However, many of our patients have noted that it is a lot harder to lose weight and maintain fitness as you get older. There is a legitimate reason for putting on weight with age but don’t worry, there is a solution.

Why we put on weight with age

New research undertaken by the Karolinska Institute has found that lipid turnover decreases during ageing. Ok, but what is lipid turnover we hear you ask?

Lipid turnover is the breakdown and storage of fat for energy within our cells. A reduction in this breakdown means a reduction in your ability to lose weight.

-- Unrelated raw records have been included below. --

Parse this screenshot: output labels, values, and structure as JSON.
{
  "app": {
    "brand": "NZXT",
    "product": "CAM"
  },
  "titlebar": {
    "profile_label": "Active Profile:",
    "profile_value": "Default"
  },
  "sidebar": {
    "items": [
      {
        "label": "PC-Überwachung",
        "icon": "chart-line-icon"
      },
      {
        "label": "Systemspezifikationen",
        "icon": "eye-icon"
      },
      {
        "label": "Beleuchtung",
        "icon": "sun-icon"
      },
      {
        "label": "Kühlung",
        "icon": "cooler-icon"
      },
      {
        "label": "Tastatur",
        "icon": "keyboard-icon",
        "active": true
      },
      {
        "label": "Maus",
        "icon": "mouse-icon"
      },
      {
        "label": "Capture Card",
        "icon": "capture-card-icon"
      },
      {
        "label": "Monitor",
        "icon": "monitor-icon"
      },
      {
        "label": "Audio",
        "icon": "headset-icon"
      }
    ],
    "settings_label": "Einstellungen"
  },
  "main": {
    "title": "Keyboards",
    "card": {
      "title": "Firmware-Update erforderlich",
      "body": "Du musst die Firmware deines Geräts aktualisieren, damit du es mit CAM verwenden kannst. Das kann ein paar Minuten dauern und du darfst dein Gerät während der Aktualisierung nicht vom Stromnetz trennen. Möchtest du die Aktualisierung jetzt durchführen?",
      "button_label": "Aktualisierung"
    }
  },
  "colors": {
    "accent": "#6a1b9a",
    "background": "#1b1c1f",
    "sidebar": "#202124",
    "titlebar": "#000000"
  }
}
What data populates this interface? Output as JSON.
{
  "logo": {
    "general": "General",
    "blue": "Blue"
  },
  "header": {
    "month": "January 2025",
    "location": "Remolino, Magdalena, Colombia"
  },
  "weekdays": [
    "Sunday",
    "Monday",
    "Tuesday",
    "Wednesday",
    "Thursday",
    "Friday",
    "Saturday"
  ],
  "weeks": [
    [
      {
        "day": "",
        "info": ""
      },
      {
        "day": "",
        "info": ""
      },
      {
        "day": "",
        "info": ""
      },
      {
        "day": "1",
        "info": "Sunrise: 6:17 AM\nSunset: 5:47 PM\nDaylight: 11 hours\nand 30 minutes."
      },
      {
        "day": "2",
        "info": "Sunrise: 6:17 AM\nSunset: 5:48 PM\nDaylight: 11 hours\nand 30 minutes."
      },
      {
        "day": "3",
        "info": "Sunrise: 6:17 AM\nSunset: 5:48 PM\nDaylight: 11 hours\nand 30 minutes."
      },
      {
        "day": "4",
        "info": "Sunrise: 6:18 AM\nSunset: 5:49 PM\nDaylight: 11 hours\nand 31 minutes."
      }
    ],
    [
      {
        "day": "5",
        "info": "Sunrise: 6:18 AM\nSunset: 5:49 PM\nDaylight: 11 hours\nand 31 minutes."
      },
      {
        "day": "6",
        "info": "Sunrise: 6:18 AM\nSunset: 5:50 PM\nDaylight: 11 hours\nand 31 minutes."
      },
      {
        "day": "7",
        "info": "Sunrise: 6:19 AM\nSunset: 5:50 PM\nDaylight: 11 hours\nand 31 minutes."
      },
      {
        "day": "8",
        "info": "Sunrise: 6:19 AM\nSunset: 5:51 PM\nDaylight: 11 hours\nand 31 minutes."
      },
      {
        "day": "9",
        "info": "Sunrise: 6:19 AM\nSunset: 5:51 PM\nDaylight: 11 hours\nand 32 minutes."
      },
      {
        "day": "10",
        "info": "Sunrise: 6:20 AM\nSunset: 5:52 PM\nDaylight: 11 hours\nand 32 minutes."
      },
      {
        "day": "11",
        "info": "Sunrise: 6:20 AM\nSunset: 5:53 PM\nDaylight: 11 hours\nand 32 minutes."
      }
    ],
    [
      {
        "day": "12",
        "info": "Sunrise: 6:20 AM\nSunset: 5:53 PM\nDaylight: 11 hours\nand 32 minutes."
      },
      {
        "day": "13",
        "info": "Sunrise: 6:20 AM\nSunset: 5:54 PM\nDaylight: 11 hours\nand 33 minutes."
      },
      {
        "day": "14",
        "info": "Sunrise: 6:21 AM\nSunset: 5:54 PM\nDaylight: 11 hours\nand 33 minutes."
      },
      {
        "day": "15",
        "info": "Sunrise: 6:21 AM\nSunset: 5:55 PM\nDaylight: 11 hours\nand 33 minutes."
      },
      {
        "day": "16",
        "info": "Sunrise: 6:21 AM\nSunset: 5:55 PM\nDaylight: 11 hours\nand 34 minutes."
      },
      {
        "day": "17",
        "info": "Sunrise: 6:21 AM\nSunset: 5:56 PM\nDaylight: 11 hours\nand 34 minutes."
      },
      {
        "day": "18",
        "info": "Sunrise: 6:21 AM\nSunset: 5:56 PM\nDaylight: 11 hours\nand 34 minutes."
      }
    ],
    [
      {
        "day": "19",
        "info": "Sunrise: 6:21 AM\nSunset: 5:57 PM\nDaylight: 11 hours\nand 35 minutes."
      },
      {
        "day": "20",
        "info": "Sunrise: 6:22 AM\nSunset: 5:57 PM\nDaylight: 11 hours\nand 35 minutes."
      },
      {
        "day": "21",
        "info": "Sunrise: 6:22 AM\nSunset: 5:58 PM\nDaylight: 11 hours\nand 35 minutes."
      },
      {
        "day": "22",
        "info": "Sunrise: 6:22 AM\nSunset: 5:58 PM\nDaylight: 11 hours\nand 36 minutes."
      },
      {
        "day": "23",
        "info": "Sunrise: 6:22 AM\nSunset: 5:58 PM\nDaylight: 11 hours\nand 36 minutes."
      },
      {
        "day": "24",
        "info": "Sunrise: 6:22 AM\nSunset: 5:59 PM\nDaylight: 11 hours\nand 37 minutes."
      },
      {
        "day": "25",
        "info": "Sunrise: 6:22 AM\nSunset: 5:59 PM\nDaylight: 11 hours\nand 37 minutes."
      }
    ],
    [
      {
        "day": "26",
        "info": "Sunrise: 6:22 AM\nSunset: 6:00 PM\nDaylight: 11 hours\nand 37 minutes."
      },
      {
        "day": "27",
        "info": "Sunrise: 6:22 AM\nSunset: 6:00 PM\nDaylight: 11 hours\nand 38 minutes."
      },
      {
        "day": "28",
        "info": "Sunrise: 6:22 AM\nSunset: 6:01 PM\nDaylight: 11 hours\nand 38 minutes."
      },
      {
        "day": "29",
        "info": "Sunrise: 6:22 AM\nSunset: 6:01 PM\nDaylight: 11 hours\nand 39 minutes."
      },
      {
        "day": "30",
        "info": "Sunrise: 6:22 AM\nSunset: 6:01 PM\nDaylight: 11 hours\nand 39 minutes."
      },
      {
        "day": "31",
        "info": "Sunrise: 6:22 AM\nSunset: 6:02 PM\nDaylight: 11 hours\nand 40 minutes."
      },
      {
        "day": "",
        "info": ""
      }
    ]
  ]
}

It also means it’s easier to gain weight even though you may be eating and exercising as you have always done.

What is the solution to our age reducing our ability to lose weight?

The findings of the research concluded that those who didn’t counteract their decrease in lipid turnover by consuming fewer calories, gained weight by 20 per cent on average.

The answer to maintaining your weight as you age? A change in your diet. Easier said than done if you were planning to retire sailing off into the sunset with a cheeseboard and glass of wine in hand!

Our advice is to avoid any FAD diets and if you are really struggling seek the advice of a professional nutritionist. Incorporate more healthy food groups into your diet such as leafy greens, lean meats and healthy fats. Also reduce your portion size.

Other tips to help avoid weight gain

  • Keep a food diary for a week – You may not realise that you are overeating
  • Work out your Basal Metabolic Rate (Daily calorie need)

According to Livestrong, the equation for women is:
(Height in centimetres x 6.25) + (Weight in kilograms x 9.99) – (Age x 4.92) – 161.

For example, if your height is 178 cm, your weight is 78.6 kg and your age is 33, you would use: (178 x 6.25) + (78.6 x 9.99) – (33 x 4.92) – 161 = 1,574 calories per day. Once you have worked out your BMR, you can determine your approximate daily calorie need by taking the following steps;

  • If you are sedentary (little or no exercise): BMR x 1.1
  • If you are lightly active, taking part in light exercise one to three times per week: BMR x 1.275
  • If you are moderately active (moderate exercise three to five times per week) BMR x 1.35
  • If you are very active (hard exercise six times a week): BMR x 1.525